own ships. There comes a short lull; for a second time the
Pope gathers the captains around him, while the flag-ship
goes on its course. But the frightful storm returns. The Pope
stands at the helm and all his energies are directed to steering
the ship towards those two columns from whose summits hang
many anchors and strong hooks linked to chains.
"All the enemy ships move to attack
it, and they try in every way to stop it and to sink it: some
with books and writings or inflammable materials, of which
they are full; others with firearms, with rifles and with
rams. The battle rages ever more relentlessly. The enemy prows
thrust violently, but their efforts and impact prove useless.
They make attempts in vain and waste all their labor and ammunition;
the big ship goes safely and smoothly on its way. Sometimes
it happens that, struck by formidable blows, it gets large,
deep gaps in its sides; but no sooner is the harm done that
a gentle breeze blows from the two columns and the cracks
close up and the gaps are stopped immediately.
Meanwhile, the guns of the assailants are
blown up, the rifles and other arms and prows are broken;
many ships are shattered and sink into the sea. Then, the
frenzied enemies strive to fight hand to hand, with fists,
with blows, with blasphemy and with curses.
"Suddenly the Pope falls gravely wounded.
Immediately, those who are with him run to help him and they
lift him up. A second time the Pope is struck, he falls again
and dies". A shout of victory and joy rings out amongst
the enemies; from their ships an unspeakable mockery arises.
But hardly is the Pontiff dead than another
takes his place. The pilots, having met together, have elected
the Pope so promptly that the news of the death of the Pope
coincides with the news of the election of the successor.
The adversaries begin to lose courage.
"The new Pope, putting the enemy to
rout and overcoming every obstacle, guides the ship right
up to the two columns and comes to rest between them; he makes
it fast with a light chain that hangs from the bow to an anchor
of the column on which stands the Host; and with another light
chain which hangs from the stern, he fastens it at the opposite
end to another anchor hanging from the column on which stands
the Immaculate Virgin.
At this point, a great convulsion takes place.
All the ships that until then had fought against the Pope's
ship are scattered; they flee away, collide and break to pieces
one against another. Some sink and try to sink others. Several
small ships that had fought gallantly for the Pope race to
be the first to bind themselves to those two columns. Many
other ships, having retreated through fear of the battle,
cautiously watch from far away; the wrecks of the broken ships
having been scattered in the whirlpools of the sea, they in

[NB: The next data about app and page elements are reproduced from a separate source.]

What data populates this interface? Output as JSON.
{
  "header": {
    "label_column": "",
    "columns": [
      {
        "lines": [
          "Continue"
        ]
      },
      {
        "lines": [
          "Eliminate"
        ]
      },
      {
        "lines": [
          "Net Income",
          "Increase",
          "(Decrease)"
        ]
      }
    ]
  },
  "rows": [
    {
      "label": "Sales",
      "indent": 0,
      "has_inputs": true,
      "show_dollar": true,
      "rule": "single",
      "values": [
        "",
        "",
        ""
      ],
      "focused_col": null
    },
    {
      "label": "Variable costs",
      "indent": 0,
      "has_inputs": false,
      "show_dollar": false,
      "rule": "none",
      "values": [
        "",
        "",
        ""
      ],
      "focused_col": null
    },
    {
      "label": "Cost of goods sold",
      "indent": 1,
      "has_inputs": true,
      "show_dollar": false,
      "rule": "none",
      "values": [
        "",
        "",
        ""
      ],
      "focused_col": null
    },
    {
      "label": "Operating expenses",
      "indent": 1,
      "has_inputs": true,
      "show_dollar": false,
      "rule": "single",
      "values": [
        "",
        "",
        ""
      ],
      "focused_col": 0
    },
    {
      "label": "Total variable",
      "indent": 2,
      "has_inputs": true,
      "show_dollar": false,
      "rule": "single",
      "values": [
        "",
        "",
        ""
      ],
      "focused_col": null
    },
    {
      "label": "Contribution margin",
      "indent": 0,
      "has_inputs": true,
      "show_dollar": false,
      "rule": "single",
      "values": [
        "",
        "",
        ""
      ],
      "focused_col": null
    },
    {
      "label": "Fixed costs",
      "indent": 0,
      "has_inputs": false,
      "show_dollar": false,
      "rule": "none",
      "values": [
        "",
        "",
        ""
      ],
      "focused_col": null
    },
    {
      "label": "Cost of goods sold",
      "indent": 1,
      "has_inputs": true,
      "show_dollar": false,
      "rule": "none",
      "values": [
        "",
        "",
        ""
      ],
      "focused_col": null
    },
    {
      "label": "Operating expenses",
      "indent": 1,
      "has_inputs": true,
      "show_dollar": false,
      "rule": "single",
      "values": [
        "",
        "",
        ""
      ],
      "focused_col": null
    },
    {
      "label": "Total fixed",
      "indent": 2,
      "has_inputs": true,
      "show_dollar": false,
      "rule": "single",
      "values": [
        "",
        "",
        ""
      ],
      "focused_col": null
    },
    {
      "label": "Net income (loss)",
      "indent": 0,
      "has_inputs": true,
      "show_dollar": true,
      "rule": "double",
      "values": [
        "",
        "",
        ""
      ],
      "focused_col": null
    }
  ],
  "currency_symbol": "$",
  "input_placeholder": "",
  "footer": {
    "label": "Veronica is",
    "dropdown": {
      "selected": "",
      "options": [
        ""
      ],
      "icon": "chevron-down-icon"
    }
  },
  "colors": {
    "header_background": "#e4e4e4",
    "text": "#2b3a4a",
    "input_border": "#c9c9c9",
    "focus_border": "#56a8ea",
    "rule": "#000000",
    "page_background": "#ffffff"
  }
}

their turn sail in good earnest to those two columns, and
having reached them, they make themselves fast to the hooks
hanging down from them and their they remain safe, together
with the principal ship, on which is the Pope. Over the sea
their reigns a great calm."